 Nov 12 comment Suppose that $n$ is a positive integer with $\phi(n)=8$. Show that if $p$ is an odd prime divisor of $n$ then $p=3$ or $p=5$ahh yes. Many thanks! Nov 12 asked Suppose that $n$ is a positive integer with $\phi(n)=8$. Show that if $p$ is an odd prime divisor of $n$ then $p=3$ or $p=5$ Nov 9 comment $n$ is a positive integer and let $p$ be a prime divisor of $n^{54}+n^{27}+1$. Prove if $p \ne 3$ then $ord_p(n) = 81$ and $p \equiv 1 \pmod {81}$ahh, I understand now. The only thing I would like to clear up is what is meant by - $x-1$ is a unit mod $p$? I'm guessing that it's just $1$ in mod p? And how does that follow from $x \not\equiv 1 \pmod p$? The fraction kind of confuses me, but besides that I do follow your solution. Many thanks! Nov 9 comment $n$ is a positive integer and let $p$ be a prime divisor of $n^{54}+n^{27}+1$. Prove if $p \ne 3$ then $ord_p(n) = 81$ and $p \equiv 1 \pmod {81}$Thanks anon. Following your directions I need to show that $n^{27} \not\equiv 1 \pmod p$, since $p \ne 3$, but I don't see why this would be the case? Also, I do see that $n^{27 \cdot 3} \equiv 1$, but how can I be sure that this is the order? Nov 9 asked $n$ is a positive integer and let $p$ be a prime divisor of $n^{54}+n^{27}+1$. Prove if $p \ne 3$ then $ord_p(n) = 81$ and $p \equiv 1 \pmod {81}$ Nov 9 accepted Show that if $R_n$ is prime then $n$ must be prime. Nov 9 comment Show that if $R_n$ is prime then $n$ must be prime.Many Thanks Andre, I think I understand (just had to get my head around the logic a bit!). By the way, how did you get that $10^a-1$ is a proper divisor of $10^{ab}-1$? I'm assuming this is a pretty basic lemma?
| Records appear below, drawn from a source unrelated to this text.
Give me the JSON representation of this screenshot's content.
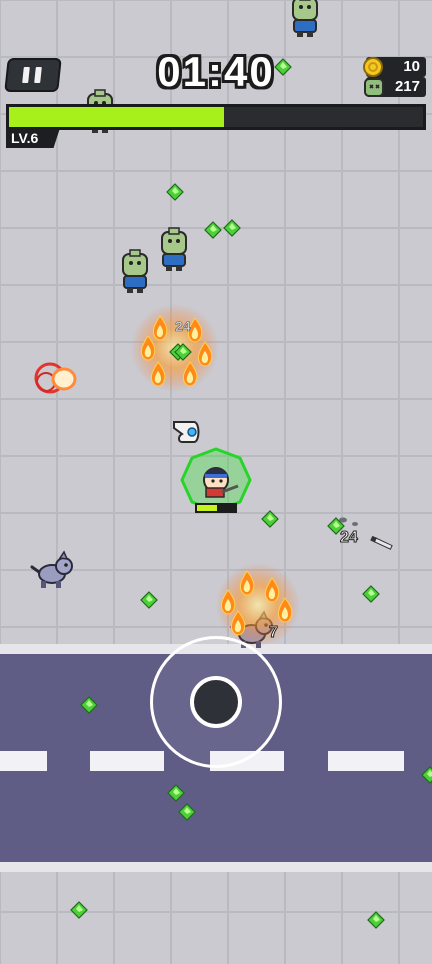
{
  "hud": {
    "timer": "01:40",
    "coins": "10",
    "kills": "217",
    "level_label": "LV.6",
    "xp_progress": 0.52
  },
  "damage_numbers": [
    "24",
    "24",
    "7"
  ],
  "colors": {
    "xp_fill": "#a8f01c",
    "gem": "#4ccf3a",
    "road": "#5f5d86",
    "floor": "#c9c9cf",
    "aura": "#39e23a",
    "fire": "#ff8c1a"
  },
  "icons": {
    "pause": "pause-icon",
    "coin": "coin-icon",
    "kills": "zombie-head-icon",
    "joystick": "joystick"
  }
}
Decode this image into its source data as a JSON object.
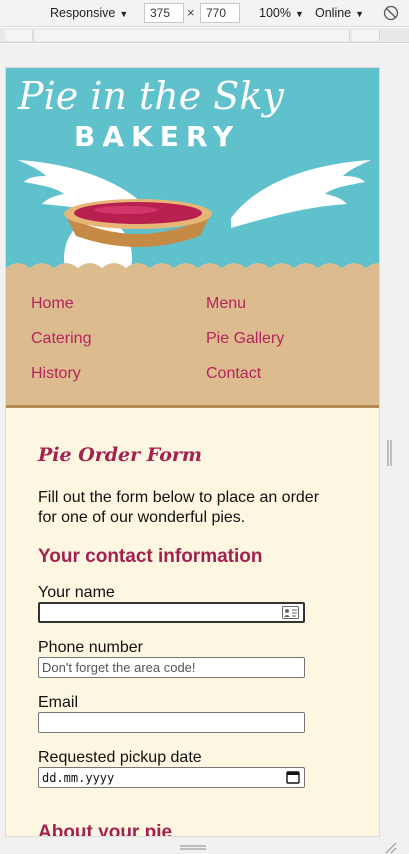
{
  "toolbar": {
    "device": "Responsive",
    "width": "375",
    "height": "770",
    "times": "×",
    "zoom": "100%",
    "network": "Online"
  },
  "site": {
    "logo_script": "Pie in the Sky",
    "logo_block": "BAKERY"
  },
  "nav": {
    "items": [
      {
        "label": "Home"
      },
      {
        "label": "Menu"
      },
      {
        "label": "Catering"
      },
      {
        "label": "Pie Gallery"
      },
      {
        "label": "History"
      },
      {
        "label": "Contact"
      }
    ]
  },
  "form": {
    "title": "Pie Order Form",
    "intro": "Fill out the form below to place an order for one of our wonderful pies.",
    "contact_section": "Your contact information",
    "name_label": "Your name",
    "name_value": "",
    "phone_label": "Phone number",
    "phone_placeholder": "Don't forget the area code!",
    "email_label": "Email",
    "email_value": "",
    "date_label": "Requested pickup date",
    "date_value": "dd.mm.yyyy",
    "pie_section": "About your pie"
  },
  "colors": {
    "sky": "#5ec1cc",
    "crust": "#dcbb8f",
    "accent": "#a3214f",
    "cream": "#fdf6e1"
  }
}
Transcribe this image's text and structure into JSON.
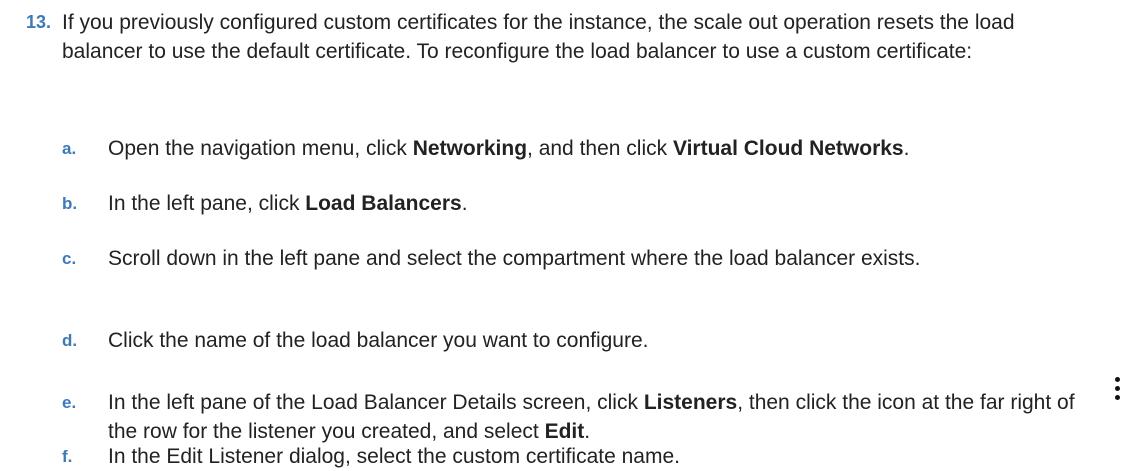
{
  "step13": {
    "number": "13.",
    "text": "If you previously configured custom certificates for the instance, the scale out operation resets the load balancer to use the default certificate. To reconfigure the load balancer to use a custom certificate:"
  },
  "substeps": [
    {
      "letter": "a.",
      "parts": [
        "Open the navigation menu, click ",
        "Networking",
        ", and then click ",
        "Virtual Cloud Networks",
        "."
      ]
    },
    {
      "letter": "b.",
      "parts": [
        "In the left pane, click ",
        "Load Balancers",
        "."
      ]
    },
    {
      "letter": "c.",
      "parts": [
        "Scroll down in the left pane and select the compartment where the load balancer exists."
      ]
    },
    {
      "letter": "d.",
      "parts": [
        "Click the name of the load balancer you want to configure."
      ]
    },
    {
      "letter": "e.",
      "parts": [
        "In the left pane of the Load Balancer Details screen, click ",
        "Listeners",
        ", then click the icon at the far right of the row for the listener you created, and select ",
        "Edit",
        "."
      ]
    },
    {
      "letter": "f.",
      "parts": [
        "In the Edit Listener dialog, select the custom certificate name."
      ]
    }
  ],
  "icons": {
    "row_actions": "kebab-menu-icon"
  }
}
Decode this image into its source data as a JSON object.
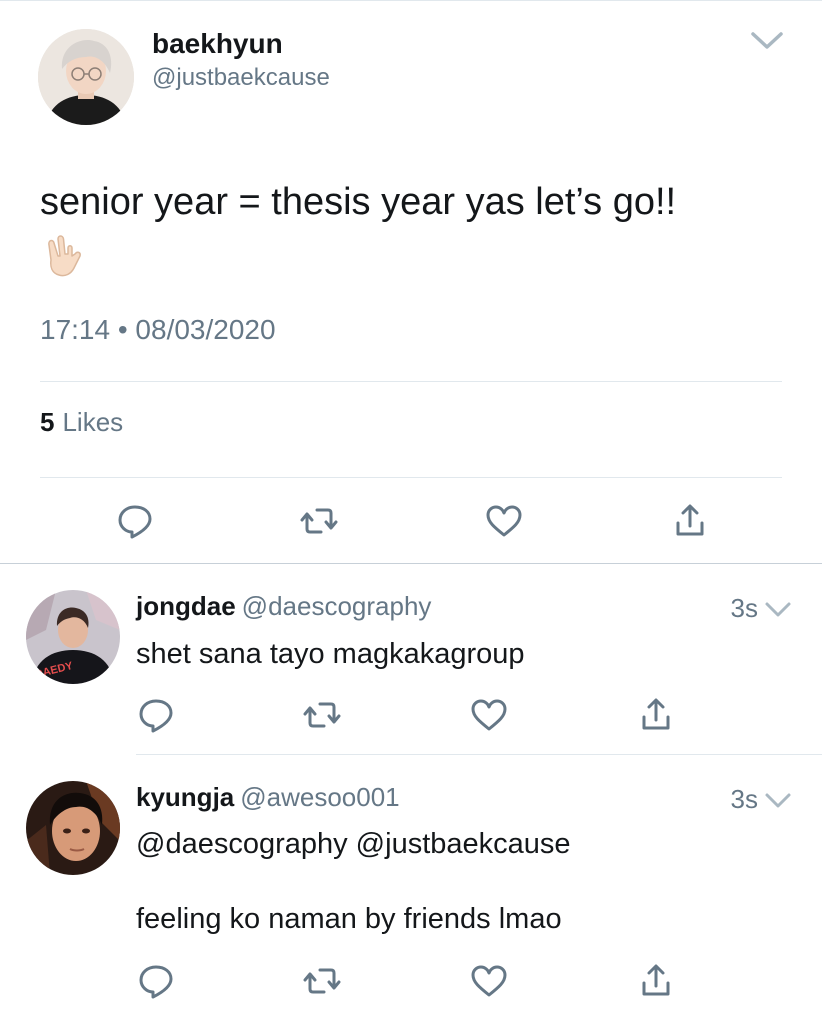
{
  "tweet": {
    "display_name": "baekhyun",
    "handle": "@justbaekcause",
    "text": "senior year = thesis year yas let’s go!!",
    "emoji": "🤟🏻",
    "timestamp": "17:14 • 08/03/2020",
    "likes_count": "5",
    "likes_label": "Likes"
  },
  "replies": [
    {
      "display_name": "jongdae",
      "handle": "@daescography",
      "age": "3s",
      "text": "shet sana tayo magkakagroup",
      "avatar_text": "DAEDY"
    },
    {
      "display_name": "kyungja",
      "handle": "@awesoo001",
      "age": "3s",
      "mentions": "@daescography @justbaekcause",
      "text": "feeling ko naman by friends lmao"
    }
  ],
  "icons": [
    "chevron-down-icon",
    "reply-icon",
    "retweet-icon",
    "like-icon",
    "share-icon"
  ],
  "colors": {
    "text": "#14171a",
    "secondary": "#657786",
    "mention": "#1da1f2",
    "divider": "#e1e8ed"
  }
}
To be respectful of your time, could you just point me to where I can read about it? Many thanks again! Nov 9 comment Show that if $R_n$ is prime then $n$ must be prime.Hi Andre, if I am following your solution correctly, this shows that if $n$ is composite then $R_n$ is composite. So if $n=p$ a prime, I would be left with $10^{p-1}+10^{p-2}+...+10+1$, wouldn't I then have to show that this is then prime? Is there a way to start with assuming $R_n$ is prime and going in that direction? Nov 9 asked Show that if $R_n$ is prime then $n$ must be prime. Nov 2 asked Probability Generating Function of Poisson Distribution Nov 2 accepted Show that for a Geometric distribution, the probability generating function is given by $\frac{ps}{1-qs}$, $q=1-p$ Nov 1 asked Show that for a Geometric distribution, the probability generating function is given by $\frac{ps}{1-qs}$, $q=1-p$ Oct 24 comment Proof using Chinese Remainder Theorem for $n=p_1^{m_1}\cdot p_2^{m_2}\cdots p_k^{m_k}$woops. Sorry for the typos. Oct 24 revised Proof using Chinese Remainder Theorem for $n=p_1^{m_1}\cdot p_2^{m_2}\cdots p_k^{m_k}$edited title Oct 24 asked Proof using Chinese Remainder Theorem for $n=p_1^{m_1}\cdot p_2^{m_2}\cdots p_k^{m_k}$ Oct 24 accepted Prove that for $n=2^k$, $(k \ge 3)$ there are 4 natural numbers less than $n$ that satisfy $b^2 \equiv 9 \pmod n$. Oct 24 comment Prove that there exists only 2 solutions for $x^2 \equiv 9 \pmod {p^k}$, ($p$ an odd prime > 3 and $x$ a natural number < $n$)Oh wow, you have no idea how much you have helped me. That's exactly where I was trying to get to the case of $n$ in general - I knew once I could prove these cases, I could use the CRT to bind them together. Can't thank you enough! Oct 24 revised Prove that for $n=2^k$, $(k \ge 3)$ there are 4 natural numbers less than $n$ that satisfy $b^2 \equiv 9 \pmod n$.added 178 characters in body Oct 24 comment Prove that there exists only 2 solutions for $x^2 \equiv 9 \pmod {p^k}$, ($p$ an odd prime > 3 and $x$ a natural number < $n$)I did actually: math.stackexchange.com/questions/537615/… - Hopefully, can get a good nudge in the right direction soon, but I'll keep working on it! Thanks! Oct 24 accepted Prove that there exists only 2 solutions for $x^2 \equiv 9 \pmod {p^k}$, ($p$ an odd prime > 3 and $x$ a natural number < $n$)